“40 oz beer in that shape of bottle in particular is the drug of choice for millions of chronic alcoholics nationwide… if you don’t live in a dirt poor inner city “ethnic” area you would have no reason to know this… I sold wine…and beer in several of those areas as a route salesman and manager a long time ago for almost 10 years… that bottle epitomizes poor, ‘ethnic’ American alcoholism more than any other symbol… THAT is my issue with this rose … to me, marketing this rose in this package is THE symbol of white social privilege and by association; unintentional racism in America today….BAD IDEA…and is a direct, ugly laugh at the expense of chronically poor alcoholics in run down, inner city ‘ethnic’ areas all over America.”
The first person to comment the wine was good is Cassidy Havens of Teuwen Communications. I respect Cassidy greatly. She told me I should try the wine, so I did.
Here are my thoughts:

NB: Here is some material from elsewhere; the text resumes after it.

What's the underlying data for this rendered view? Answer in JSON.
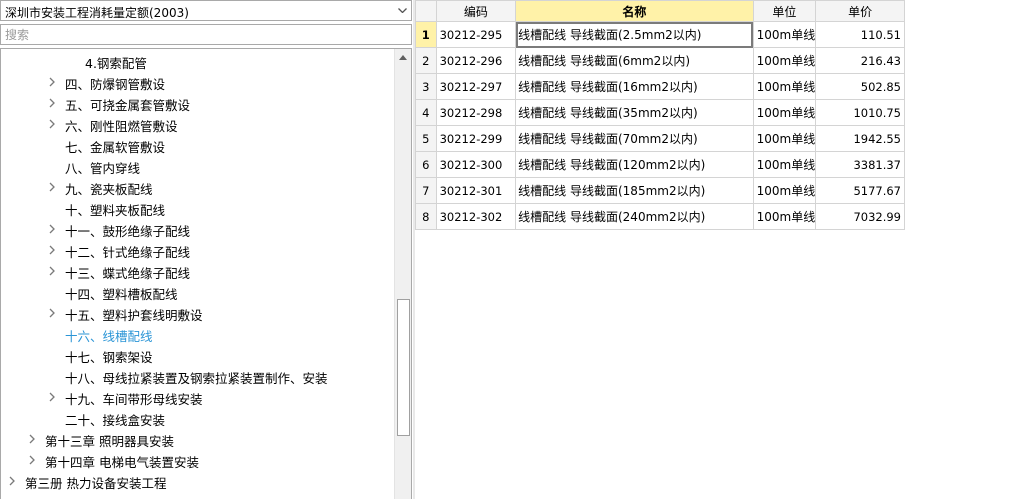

It’s important to note the 40oz Rosé is actually a liter, 33.8oz. Misleading? You decide. It’s from the Vin de France appellation (meaning the grapes can come from anywhere in France). Specifically these grapes came from Muscadet and Touraine in the Loire Valley. It is crafted of 35% Gamay, 33% Merlot, 10% Cabernet Franc, 12% Grolleau, 5% Pineau d’Aunis, and 2% Pinot Gris. The alcohol percentage is 12.5%.
It a pale salmon into the glass. Medium aromas of acacia, orange creme, strawberry, watermelon, under-ripe peach, Ataulfo mango, and lemon zest; it enters the palate crisp and refreshing with medium+ acidity; however, once it reaches mid-palate the acid sinks and the wine becomes flabby, a kiss of sweetness enters as the overall structure fades away; it is light in body and short in finish; overall it was a good wine and likely a crowd-pleaser. I was struck by the difference in the entry to the mid/back finish – something goes awry. Technical notes say it spent a short time aging on the lees, this may explain the lack of acidity and loss of focus through the finish. Still, a highly drinkable wine.
I shared a photo of 40oz Rosé with my millenial daughter who lives in Austin. She thought it looked like soda. I told her it was packaged like a 40oz beer. She responded “Why? Who drinks 40oz beer?” I then sent the photo to my son. He thought it was Italian soda. My kids have no context for a 40oz beer.
“When people show you who they are, believe them.” ~ Maya Angelou
My overall reflection is in 2018, if you have something to say keep it to yourself. Many have thanked me for opening up so much communication and debate. Many have said this was all very good and useful. Quite frankly I regret all of it. I am a strong women with thick skin. I don’t get rattled easily and I chose to not take offense to the shameless people who tried to bully me. I know very clearly what people say is a reflection of who they are, and that what people think of me is not my business.
However, with all this passionate disrespect over an opposing opinion about wine, no wonder our country is so divided. I appreciate so many who chose to comment openly or in private with honor and respect. Do we all really want to be of one mind? Have the same perspective and thoughts about everything? We are not enemies because we have opposing views? We are unique with our own set of life experiences and perspective. When did that become a bad thing? I heard long ago if two people are just alike one of them is not necessary.
Why all the venom? Why the need to attach a person’s character because of an opposing view? Why the need to troll Facebook looking for a fight? Why are so many quick to respond with hatefulness instead of tolerance? When did disagreeing make a people enemies? So many biases to explore. What is going on?
If you are an importer/distributor in Texas and are interested in giving me your contact information to share with wineries I encounter who are looking for representation in Texas please do so – I will put together a list to share. Thank you.